> Directions for this task:
Find all lines in the records that include the word "emissão", and copy them out.

[Supplied entries Boundary: Start]

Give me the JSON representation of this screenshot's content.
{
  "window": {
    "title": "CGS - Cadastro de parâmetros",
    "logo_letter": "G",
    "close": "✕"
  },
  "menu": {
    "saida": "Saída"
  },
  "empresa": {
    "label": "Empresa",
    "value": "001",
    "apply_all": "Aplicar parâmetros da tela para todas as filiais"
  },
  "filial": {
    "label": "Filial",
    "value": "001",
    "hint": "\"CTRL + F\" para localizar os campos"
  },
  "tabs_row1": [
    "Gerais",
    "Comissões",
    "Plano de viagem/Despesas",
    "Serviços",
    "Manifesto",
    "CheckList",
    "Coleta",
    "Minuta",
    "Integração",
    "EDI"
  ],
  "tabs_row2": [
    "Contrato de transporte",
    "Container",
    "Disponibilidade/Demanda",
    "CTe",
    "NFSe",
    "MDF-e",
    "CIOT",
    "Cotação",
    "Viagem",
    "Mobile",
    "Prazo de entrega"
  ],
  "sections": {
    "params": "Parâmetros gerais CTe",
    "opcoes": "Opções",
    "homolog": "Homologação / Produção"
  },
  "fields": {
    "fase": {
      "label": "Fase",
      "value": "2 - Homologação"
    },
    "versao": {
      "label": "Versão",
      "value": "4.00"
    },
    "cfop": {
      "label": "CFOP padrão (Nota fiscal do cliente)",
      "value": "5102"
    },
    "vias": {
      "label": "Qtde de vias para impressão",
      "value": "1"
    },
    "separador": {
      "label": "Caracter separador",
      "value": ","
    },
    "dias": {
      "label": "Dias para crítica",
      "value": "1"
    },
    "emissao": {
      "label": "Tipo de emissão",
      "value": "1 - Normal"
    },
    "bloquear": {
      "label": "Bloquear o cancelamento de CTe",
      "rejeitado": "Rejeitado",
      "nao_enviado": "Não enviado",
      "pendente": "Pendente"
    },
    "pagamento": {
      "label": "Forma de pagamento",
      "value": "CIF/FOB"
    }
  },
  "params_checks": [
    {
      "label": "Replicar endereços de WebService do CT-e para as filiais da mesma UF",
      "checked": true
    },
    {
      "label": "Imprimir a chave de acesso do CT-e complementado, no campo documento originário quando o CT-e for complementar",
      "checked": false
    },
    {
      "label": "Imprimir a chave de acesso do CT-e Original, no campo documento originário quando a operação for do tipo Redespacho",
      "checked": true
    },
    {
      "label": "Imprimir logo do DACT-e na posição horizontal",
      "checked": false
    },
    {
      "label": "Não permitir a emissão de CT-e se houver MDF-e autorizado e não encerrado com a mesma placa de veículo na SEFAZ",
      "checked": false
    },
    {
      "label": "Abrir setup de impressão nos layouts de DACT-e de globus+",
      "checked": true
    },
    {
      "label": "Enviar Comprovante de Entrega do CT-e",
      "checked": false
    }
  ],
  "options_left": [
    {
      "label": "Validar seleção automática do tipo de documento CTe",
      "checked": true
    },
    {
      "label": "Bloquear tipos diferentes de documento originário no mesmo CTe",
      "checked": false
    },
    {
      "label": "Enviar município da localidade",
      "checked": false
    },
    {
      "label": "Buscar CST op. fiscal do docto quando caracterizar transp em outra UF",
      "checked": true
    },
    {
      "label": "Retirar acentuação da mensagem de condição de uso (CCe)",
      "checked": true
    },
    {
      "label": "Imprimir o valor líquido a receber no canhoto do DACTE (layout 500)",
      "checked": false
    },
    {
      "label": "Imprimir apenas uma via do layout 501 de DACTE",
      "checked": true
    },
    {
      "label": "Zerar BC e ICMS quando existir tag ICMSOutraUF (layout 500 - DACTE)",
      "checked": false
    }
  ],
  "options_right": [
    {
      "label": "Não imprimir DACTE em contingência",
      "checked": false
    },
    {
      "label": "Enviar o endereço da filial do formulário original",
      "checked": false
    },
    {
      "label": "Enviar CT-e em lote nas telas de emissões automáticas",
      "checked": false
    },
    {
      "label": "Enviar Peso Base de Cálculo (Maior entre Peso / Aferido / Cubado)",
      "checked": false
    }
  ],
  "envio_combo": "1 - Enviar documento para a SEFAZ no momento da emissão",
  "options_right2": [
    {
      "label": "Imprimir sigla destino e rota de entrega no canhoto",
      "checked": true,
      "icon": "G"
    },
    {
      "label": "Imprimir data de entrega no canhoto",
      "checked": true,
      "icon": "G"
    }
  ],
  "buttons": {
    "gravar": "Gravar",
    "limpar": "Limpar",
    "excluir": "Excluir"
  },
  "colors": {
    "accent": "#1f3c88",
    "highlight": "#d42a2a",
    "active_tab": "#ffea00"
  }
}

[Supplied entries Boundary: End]

> Output for this exercise:
      "label": "Tipo de emissão",
      "label": "Não permitir a emissão de CT-e se houver MDF-e autorizado e não encerrado com a mesma placa de veículo na SEFAZ",
  "envio_combo": "1 - Enviar documento para a SEFAZ no momento da emissão",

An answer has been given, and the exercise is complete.